## EXERCISE DESCRIPTION
Find how many lines below hold "data", and give that number as the entire answer.

Stored items:
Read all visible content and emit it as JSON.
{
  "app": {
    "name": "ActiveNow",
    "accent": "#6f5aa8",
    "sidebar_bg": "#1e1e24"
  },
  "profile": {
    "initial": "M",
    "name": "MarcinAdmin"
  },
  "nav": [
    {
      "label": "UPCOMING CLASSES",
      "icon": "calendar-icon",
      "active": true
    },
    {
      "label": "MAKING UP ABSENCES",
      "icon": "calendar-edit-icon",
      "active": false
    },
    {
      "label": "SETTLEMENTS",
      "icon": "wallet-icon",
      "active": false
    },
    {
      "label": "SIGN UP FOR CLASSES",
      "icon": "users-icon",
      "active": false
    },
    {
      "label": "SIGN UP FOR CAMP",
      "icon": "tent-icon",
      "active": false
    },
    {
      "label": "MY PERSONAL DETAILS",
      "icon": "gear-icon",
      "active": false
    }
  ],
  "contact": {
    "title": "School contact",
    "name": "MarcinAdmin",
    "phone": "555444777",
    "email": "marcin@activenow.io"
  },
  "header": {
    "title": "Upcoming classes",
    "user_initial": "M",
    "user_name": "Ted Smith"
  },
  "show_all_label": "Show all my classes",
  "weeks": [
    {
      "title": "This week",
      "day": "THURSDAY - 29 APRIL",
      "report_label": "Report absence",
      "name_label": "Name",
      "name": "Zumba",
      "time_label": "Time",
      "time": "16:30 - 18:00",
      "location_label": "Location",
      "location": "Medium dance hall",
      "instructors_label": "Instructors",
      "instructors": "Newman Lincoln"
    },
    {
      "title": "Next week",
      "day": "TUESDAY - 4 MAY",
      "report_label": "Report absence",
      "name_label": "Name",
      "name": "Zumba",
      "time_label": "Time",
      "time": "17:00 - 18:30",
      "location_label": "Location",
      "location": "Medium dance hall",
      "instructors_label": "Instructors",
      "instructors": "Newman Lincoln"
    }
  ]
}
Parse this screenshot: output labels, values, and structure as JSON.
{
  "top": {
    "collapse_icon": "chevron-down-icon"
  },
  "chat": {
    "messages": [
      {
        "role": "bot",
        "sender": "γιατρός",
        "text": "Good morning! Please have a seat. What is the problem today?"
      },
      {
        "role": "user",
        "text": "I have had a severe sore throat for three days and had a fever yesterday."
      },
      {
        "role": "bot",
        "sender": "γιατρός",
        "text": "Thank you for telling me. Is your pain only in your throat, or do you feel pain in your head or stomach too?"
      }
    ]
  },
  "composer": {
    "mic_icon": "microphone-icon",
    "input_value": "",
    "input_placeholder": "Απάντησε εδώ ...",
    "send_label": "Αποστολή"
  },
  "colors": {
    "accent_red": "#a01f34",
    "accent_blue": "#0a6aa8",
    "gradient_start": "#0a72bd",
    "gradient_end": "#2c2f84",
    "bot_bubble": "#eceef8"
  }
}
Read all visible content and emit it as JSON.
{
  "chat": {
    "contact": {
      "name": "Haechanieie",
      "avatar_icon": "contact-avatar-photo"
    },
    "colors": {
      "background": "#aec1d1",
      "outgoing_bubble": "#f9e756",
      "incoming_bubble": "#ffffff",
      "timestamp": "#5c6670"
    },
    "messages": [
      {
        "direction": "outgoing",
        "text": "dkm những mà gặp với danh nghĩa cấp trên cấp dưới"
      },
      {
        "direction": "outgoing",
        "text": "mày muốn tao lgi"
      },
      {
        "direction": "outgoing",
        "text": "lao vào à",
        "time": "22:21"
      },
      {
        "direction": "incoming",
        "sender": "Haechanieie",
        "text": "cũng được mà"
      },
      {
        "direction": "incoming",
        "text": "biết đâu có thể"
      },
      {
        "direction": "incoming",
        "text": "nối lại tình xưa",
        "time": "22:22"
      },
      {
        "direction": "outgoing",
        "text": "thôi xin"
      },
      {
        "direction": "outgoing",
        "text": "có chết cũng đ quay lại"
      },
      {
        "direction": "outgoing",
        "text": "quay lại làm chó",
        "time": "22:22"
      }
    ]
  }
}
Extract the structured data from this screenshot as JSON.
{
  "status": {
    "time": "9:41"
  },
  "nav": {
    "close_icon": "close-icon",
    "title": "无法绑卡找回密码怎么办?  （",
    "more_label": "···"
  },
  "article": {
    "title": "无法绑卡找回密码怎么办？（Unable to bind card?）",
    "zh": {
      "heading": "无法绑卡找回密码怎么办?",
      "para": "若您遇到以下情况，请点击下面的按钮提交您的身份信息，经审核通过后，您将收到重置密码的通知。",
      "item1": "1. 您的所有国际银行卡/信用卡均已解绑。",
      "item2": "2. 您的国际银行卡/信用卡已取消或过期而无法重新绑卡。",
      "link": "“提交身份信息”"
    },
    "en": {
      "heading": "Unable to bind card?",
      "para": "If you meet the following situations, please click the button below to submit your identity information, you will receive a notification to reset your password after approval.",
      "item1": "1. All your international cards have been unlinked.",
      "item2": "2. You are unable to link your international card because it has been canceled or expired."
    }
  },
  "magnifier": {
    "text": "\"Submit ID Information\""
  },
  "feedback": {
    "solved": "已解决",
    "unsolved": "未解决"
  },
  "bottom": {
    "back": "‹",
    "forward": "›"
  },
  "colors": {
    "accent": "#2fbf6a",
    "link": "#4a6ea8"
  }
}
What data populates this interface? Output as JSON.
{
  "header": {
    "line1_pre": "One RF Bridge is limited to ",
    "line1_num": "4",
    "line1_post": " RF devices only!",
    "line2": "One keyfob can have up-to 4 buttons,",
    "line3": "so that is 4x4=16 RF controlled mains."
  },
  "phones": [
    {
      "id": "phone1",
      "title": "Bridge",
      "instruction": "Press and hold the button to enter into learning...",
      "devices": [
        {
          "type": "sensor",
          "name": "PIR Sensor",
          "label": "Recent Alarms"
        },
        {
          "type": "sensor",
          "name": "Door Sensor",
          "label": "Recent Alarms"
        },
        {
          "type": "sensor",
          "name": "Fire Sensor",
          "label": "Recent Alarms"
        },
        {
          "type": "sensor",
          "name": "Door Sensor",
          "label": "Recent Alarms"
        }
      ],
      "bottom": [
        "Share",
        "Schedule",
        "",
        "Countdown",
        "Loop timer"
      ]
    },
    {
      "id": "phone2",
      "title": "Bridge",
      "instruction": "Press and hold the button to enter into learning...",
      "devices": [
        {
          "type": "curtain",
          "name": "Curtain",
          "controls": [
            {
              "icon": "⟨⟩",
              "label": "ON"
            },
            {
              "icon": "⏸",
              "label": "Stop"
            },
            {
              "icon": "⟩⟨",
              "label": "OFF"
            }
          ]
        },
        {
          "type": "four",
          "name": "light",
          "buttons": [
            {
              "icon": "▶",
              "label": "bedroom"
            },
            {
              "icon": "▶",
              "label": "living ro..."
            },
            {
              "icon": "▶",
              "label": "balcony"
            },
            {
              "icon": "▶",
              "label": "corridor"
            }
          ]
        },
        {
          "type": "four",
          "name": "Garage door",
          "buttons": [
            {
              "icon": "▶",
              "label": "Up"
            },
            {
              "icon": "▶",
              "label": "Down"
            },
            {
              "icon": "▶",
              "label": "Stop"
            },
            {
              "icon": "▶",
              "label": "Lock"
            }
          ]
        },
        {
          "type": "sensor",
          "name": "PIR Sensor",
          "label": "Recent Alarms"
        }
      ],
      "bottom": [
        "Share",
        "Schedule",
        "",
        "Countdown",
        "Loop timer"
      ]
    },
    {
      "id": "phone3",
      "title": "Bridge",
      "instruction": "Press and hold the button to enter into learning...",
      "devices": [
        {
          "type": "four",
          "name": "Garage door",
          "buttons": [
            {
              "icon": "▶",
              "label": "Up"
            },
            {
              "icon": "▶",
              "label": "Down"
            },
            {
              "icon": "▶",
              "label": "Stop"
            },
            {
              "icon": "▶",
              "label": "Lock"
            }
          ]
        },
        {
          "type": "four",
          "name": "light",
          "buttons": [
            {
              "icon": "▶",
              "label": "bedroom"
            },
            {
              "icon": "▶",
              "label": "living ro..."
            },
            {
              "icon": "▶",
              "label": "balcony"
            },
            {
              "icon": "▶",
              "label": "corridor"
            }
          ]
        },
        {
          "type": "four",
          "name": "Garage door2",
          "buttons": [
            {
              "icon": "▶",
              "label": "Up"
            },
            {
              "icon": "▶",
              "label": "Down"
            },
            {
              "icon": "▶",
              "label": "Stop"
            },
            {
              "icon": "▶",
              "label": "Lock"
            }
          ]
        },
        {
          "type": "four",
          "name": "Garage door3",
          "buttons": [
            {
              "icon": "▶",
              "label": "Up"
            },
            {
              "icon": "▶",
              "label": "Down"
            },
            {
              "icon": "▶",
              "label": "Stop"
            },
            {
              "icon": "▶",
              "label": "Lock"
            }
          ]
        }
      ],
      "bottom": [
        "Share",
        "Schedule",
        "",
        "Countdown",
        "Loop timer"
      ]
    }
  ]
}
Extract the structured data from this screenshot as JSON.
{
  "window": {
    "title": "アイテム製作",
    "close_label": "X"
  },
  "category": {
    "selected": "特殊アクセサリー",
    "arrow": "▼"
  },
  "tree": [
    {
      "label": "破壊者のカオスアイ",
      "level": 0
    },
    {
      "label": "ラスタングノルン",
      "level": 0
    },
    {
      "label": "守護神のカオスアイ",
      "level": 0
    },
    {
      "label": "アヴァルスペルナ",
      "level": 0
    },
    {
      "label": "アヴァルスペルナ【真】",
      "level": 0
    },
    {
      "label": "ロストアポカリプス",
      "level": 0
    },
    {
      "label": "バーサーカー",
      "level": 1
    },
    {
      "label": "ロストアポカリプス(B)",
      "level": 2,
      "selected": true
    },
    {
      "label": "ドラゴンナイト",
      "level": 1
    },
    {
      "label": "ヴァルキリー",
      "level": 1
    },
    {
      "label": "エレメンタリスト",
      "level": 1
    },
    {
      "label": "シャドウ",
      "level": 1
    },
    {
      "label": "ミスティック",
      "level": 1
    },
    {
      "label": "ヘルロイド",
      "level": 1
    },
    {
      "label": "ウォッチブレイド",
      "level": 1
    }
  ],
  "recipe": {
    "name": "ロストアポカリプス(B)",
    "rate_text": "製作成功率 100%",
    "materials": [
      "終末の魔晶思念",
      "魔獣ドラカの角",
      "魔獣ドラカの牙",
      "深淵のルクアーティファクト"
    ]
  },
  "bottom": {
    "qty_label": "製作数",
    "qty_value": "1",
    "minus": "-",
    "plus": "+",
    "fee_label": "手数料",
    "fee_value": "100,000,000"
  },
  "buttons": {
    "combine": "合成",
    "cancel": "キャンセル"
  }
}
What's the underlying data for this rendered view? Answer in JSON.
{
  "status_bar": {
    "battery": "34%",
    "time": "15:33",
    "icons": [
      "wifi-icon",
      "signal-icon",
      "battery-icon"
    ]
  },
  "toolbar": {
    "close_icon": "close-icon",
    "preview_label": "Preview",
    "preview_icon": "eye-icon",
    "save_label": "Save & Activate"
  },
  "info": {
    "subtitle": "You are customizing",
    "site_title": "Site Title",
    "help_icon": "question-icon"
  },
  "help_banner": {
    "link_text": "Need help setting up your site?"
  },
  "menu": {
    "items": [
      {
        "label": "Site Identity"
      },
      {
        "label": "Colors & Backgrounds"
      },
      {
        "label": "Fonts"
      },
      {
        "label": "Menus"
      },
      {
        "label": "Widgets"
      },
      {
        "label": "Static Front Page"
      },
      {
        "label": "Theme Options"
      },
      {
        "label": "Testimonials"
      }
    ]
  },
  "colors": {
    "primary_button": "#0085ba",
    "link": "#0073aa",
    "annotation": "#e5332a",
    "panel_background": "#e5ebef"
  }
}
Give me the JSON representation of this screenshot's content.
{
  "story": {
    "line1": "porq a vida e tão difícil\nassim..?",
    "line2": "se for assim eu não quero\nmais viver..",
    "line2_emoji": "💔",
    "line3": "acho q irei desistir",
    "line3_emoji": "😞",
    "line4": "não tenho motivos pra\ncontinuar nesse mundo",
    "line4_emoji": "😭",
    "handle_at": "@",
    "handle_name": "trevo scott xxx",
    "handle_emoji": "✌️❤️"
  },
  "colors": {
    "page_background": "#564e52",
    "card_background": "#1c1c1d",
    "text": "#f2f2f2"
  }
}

## SOLUTION TO THE PROBLEM
4